Puppies can get hiccups after eating, playing or drinking. Don’t worry – it’s quite normal (not to mention very cute). If the hiccups continue for more than a day, however, it might be a good idea to take your puppy to see a vet, just to be safe.
Bring a piece of your worn clothing to the vet if you have to leave your dog overnight or if she is having a procedure where she has to spend a day at the vet’s office without you. Personal items that carry your scent will be comforting to her in the strange environment of a vet’s office.
If you don’t have a t-shirt or other piece of clothing that smells of you, then bring a small soft toy that is a favorite of hers and rub it all over your skin before leaving it with her.
Roll the window down only enough for the dog’s head to fit out. Never lower the window as far as the dog’s chest level because she can jump out if she sees something to chase. Also, she could be thrown out of the car if you happen to be hit from the side.

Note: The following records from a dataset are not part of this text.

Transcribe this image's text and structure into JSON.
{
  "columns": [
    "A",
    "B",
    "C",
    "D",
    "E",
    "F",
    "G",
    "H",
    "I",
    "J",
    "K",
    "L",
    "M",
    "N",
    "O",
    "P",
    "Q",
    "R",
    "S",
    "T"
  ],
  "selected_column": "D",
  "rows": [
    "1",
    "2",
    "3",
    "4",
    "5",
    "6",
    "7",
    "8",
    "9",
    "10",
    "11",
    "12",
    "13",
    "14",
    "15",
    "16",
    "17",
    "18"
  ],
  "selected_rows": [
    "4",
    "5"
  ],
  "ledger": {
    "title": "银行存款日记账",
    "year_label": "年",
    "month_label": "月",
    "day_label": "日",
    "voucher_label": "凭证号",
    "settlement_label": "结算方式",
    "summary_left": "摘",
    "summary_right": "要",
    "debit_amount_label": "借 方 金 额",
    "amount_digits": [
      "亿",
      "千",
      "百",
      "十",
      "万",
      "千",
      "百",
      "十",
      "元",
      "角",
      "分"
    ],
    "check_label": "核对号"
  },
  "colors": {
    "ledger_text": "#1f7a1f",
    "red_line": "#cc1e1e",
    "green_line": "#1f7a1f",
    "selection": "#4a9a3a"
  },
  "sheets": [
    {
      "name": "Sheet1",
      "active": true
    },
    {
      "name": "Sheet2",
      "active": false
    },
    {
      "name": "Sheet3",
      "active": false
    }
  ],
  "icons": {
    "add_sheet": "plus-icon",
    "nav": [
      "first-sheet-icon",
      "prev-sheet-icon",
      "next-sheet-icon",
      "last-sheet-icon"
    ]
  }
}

“Animal fat” is a catch phrase used in dog food manufacturing that can include low quality, inexpensive fats, even including old cooking grease discarded by restaurants. Look for fat ingredients from specific sources – “chicken fat” or “beef fat,” for example.